I have found a book, though not fully escaping some of the Young Adult tropes, that does take this genre in a new and intelligent direction: David Levithan’s Every Day. The story is about the character, A and their life, as a consciousness, jumping from body to different body every single day. Yes. That’s right. I said they because A is not only bodiless, but is genderless as well. I am so surprised that the queer community has not more widely embraced and praised this novel for its nonbinary representation. Actually, scratch that, queer representation in general.
A falls in love with a girl, Rhiannon and meets with her numerous times while in different bodies. A can be a girl with Rhiannon some days, a boy others, and even within the body of a transgender boy (which, as a trans man myself, I think is spot on). Their relationship with each other brings up a lot of the struggles that the queer community goes through as well as offers readers an interesting perspective on the definition of identity.
The novel does a magnificent job of exploring the gravity of A’s situation and its effect on others, especially Rhiannon. An argument could be made that Rhiannon is a horrible person at the novel’s end, but I would say that she remains a well written character because her flaws are realistic. Which, in the end, this is not showing queer issues in a bad light, but instead presenting the sadness that comes with those that don’t understand.

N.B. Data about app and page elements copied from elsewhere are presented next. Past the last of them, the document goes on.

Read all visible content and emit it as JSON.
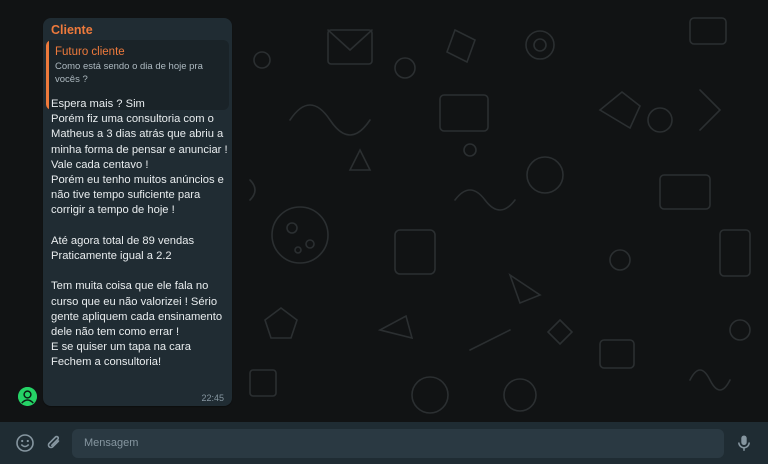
{
  "message": {
    "sender": "Cliente",
    "quote": {
      "author": "Futuro cliente",
      "text": "Como está sendo o dia de hoje pra vocês ?"
    },
    "body": "Espera mais ? Sim\nPorém fiz uma consultoria com o Matheus a 3 dias atrás que abriu a minha forma de pensar e anunciar !\nVale cada centavo !\nPorém eu tenho muitos anúncios e não tive tempo suficiente para corrigir a tempo de hoje !\n\nAté agora total de 89 vendas\nPraticamente igual a 2.2\n\nTem muita coisa que ele fala no curso que eu não valorizei ! Sério gente apliquem cada ensinamento dele não tem como errar !\nE se quiser um tapa na cara\nFechem a consultoria!",
    "time": "22:45"
  },
  "composer": {
    "placeholder": "Mensagem",
    "emoji_icon": "emoji-icon",
    "attach_icon": "paperclip-icon",
    "mic_icon": "microphone-icon"
  },
  "colors": {
    "sender": "#ee7a3c",
    "bubble": "#202c33",
    "footer": "#1f2c33",
    "input": "#2a3942"
  }
}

All in all, though it has its moments of generic Young Adult-ness, it is also exactly the movement away from the genre’s generic-ness that we need. Mostly, it’s important due to its realistic representation. I focus on queer issues here, but the novel has other ways of celebrating the differences in race, size, gender, and being of the younger generations. More people should read this book, since it provides a colorful portrayal of identity that most homogenous YA novels lack.